→ **ABOUT THIS TASK**
Records follow. Select each line holding "data".
****************************************
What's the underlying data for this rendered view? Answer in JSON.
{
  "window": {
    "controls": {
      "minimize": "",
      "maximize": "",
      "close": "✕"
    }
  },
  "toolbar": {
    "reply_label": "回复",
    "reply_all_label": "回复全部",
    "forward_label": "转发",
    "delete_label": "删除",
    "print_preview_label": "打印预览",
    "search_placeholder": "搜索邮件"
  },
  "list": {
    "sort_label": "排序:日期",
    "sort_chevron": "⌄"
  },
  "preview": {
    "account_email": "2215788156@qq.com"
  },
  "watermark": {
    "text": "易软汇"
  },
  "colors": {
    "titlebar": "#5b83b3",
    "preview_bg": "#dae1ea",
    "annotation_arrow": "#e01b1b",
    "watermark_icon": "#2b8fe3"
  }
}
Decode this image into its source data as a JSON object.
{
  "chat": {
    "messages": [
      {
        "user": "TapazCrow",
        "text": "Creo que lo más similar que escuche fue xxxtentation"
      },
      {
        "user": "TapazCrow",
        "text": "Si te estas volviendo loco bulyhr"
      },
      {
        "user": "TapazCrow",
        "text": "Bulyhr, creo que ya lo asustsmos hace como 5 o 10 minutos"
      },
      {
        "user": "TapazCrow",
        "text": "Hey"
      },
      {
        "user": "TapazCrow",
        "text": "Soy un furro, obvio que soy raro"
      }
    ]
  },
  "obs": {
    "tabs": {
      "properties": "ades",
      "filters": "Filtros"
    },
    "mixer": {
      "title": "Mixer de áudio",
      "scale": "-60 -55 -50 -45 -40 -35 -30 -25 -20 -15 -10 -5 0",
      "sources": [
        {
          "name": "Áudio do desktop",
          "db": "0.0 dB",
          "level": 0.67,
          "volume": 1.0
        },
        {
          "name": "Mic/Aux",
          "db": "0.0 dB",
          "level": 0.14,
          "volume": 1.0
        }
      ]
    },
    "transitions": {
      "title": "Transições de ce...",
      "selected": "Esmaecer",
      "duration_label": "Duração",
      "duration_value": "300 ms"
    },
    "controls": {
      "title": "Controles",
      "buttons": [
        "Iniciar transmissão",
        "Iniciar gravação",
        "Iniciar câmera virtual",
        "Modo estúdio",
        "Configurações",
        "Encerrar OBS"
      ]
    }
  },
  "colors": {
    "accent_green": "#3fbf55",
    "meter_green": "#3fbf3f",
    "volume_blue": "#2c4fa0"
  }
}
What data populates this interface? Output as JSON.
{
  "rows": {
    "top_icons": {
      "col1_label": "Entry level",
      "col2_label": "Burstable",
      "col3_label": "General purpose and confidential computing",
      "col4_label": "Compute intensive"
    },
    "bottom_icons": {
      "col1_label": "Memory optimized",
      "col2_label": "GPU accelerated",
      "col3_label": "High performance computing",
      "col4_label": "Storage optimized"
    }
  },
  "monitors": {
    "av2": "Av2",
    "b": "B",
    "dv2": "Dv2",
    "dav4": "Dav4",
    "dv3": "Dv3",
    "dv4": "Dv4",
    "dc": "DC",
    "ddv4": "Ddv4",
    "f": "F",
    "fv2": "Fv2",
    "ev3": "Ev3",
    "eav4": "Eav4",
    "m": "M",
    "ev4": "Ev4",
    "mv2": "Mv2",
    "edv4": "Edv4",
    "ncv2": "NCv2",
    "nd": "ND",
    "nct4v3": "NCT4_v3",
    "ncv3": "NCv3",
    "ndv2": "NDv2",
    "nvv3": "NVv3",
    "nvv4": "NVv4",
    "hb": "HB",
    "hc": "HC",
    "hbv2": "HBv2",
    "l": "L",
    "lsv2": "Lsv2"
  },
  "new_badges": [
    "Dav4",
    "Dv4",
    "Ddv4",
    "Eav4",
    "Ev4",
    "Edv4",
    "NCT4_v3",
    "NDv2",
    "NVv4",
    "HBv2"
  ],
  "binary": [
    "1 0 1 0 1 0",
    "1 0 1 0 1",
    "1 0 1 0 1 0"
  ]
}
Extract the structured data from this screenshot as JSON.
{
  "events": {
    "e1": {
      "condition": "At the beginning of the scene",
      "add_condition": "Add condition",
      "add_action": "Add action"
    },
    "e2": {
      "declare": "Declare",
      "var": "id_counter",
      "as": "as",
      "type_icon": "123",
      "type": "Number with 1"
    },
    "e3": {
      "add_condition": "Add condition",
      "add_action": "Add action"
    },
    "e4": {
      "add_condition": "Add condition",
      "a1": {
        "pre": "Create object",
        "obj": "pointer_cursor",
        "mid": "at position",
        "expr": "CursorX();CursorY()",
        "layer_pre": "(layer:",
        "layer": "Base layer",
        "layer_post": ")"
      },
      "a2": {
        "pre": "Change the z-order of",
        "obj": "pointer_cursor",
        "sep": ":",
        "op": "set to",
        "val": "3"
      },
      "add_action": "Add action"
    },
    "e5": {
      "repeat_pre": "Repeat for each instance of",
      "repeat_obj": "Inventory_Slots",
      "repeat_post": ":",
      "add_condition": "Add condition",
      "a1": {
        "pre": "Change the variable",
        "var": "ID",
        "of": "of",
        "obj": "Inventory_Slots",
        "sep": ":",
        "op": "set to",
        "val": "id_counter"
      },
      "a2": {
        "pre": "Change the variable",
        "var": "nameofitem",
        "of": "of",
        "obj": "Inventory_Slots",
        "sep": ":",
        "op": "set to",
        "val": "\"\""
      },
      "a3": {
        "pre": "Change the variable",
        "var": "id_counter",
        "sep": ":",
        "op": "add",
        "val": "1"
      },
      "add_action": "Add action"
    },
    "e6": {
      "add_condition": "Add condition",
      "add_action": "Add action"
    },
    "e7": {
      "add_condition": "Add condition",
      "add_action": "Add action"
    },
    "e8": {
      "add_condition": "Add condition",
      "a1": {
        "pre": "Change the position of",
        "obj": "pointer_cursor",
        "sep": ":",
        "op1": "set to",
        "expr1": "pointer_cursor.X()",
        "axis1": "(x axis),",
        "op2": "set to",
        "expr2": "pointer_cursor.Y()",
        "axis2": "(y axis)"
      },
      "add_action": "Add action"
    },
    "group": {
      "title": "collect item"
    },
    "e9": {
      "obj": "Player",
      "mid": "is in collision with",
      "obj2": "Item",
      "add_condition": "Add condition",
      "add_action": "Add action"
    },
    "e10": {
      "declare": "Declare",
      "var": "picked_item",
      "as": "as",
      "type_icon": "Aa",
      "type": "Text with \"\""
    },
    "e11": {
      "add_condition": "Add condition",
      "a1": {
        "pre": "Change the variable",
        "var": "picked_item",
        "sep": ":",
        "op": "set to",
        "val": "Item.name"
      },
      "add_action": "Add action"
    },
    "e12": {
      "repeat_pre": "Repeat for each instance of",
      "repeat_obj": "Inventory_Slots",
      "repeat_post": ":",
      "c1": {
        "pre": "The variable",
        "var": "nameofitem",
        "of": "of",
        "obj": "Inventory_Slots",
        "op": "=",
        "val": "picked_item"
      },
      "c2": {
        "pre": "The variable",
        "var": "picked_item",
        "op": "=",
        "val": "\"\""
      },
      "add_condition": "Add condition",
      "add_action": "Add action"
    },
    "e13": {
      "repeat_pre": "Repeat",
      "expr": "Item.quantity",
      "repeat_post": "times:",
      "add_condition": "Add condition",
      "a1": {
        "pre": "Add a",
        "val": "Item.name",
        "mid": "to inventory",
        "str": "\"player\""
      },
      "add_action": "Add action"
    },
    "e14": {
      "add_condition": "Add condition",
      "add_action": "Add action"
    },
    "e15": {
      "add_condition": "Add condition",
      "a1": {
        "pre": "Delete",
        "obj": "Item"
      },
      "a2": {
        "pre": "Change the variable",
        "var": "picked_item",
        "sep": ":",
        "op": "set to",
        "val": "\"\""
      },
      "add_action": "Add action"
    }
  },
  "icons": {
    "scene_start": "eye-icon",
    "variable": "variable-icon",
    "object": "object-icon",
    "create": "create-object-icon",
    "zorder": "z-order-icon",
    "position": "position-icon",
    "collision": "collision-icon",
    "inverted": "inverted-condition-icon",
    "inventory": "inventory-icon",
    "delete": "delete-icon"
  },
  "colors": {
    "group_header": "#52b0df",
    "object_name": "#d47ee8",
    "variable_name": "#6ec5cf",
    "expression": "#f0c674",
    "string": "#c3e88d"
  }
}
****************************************
→ **ANSWER BOX**
What's the underlying data for this rendered view? Answer in JSON.
Decode this image into its source data as a JSON object.
What data populates this interface? Output as JSON.
Extract the structured data from this screenshot as JSON.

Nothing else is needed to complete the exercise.